Pedego has this week reveled that in the past 12 months the business has turned $121 million in retail sales, illustrating that a shift in the demographics buying is accelerating the pace of e-Bike adoption.
Founded in 2008 by Don DiConstanzo, Pedego’s business initially pitched at customers with the same profile as the founder. “I was 50 years old, and I couldn’t make it up a hill,” DiConstanzo told SpectrumNews, adding “That’s how I got involved.” With assistance, an e-Bike solved the problem and enabled him to ride freely once more.
His customer base in the early days was therefore almost exclusively people like him and the marketing emphasis was directed at a growing baby boomer population in the USA.
That has now changed, he says, telling the news site that where previously the customer base was 90% recreational and 10% professional, the balance is now around 75% recreational and 25% professional.
That shift toward people using bikes to get around has prompted DiConstanzo to plan ahead for some 1,000 own-label stores, up from around 200 worldwide at present; most found in the United States.
Short-term headwinds may slow the momentum, he says, with the shipping container crisis backing the brand’s orders up. Demand remains at an all-time high though, he says, in large part down to an acceleration in interest bought about by changes in behaviour during the pandemic.
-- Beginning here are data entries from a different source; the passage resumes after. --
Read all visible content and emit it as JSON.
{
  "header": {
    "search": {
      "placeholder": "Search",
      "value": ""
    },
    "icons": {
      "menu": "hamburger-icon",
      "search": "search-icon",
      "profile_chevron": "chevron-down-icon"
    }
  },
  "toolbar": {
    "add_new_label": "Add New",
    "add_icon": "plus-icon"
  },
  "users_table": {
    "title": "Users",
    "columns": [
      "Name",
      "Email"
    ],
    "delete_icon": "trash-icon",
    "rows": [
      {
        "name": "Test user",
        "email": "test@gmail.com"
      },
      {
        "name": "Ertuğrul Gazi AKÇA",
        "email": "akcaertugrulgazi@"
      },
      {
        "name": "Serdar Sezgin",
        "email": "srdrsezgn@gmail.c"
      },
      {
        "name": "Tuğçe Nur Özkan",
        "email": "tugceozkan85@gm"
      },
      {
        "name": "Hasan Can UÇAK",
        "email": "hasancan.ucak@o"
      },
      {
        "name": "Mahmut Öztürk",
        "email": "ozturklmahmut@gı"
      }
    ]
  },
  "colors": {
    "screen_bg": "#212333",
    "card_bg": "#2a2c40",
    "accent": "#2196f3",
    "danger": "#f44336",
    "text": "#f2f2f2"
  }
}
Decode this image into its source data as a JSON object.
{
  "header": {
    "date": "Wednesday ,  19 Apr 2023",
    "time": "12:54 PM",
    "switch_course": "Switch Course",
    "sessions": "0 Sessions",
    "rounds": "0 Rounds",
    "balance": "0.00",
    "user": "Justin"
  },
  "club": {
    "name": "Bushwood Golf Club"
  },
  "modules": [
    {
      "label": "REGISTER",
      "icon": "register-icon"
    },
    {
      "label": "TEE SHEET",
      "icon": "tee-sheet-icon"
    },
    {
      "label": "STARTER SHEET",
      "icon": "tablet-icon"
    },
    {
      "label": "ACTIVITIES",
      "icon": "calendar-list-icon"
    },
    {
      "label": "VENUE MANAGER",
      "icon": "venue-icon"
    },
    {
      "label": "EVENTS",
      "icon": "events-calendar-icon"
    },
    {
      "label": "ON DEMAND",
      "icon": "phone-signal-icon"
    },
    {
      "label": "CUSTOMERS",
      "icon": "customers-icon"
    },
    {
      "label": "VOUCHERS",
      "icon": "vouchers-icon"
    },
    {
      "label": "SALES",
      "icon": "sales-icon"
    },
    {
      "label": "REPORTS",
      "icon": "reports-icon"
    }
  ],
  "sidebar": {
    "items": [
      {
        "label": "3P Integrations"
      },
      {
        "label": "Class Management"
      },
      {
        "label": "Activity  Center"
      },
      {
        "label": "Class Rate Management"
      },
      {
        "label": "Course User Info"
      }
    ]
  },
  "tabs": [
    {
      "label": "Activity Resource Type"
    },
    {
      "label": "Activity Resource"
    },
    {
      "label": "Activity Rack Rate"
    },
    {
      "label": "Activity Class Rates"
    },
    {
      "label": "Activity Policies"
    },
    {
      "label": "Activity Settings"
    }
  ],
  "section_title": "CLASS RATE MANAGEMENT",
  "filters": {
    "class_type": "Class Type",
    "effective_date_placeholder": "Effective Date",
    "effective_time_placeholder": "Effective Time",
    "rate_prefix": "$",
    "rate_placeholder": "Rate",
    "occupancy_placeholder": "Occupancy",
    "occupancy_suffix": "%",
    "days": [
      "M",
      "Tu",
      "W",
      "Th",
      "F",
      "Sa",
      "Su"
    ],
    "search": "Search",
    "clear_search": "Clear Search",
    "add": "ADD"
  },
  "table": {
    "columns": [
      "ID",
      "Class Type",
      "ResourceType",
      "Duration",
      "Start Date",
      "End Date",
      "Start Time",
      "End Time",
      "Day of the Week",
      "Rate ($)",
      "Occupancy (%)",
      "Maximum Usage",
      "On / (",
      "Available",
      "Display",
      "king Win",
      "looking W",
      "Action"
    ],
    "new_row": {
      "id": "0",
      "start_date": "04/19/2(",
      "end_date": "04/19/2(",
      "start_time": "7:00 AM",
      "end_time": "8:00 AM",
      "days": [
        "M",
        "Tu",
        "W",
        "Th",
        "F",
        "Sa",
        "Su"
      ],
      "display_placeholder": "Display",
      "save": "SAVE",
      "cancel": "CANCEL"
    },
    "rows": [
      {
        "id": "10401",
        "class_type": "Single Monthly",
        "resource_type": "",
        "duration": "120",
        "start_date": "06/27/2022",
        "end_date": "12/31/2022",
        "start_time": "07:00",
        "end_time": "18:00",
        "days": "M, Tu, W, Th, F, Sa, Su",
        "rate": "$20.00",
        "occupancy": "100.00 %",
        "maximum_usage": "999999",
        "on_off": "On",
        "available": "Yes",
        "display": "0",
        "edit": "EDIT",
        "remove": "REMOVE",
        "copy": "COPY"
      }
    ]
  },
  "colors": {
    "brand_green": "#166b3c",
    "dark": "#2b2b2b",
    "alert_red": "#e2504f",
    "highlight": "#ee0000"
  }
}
Originally he had furloughed staff, but quickly had them return as the Government began to issue stimulus and bicycle stores were classed essential transportation business.
“We were already growing 20% to 30% every year,” DiConstanzo told the news portal, adding “The coronavirus acted as an accelerant to make people aware of other outdoor recreational things that they can do.”
In the year leading to the pandemic’s start, electric bike sales in the USA were tracking up 145% year-on-year, according to data from the NPD Group.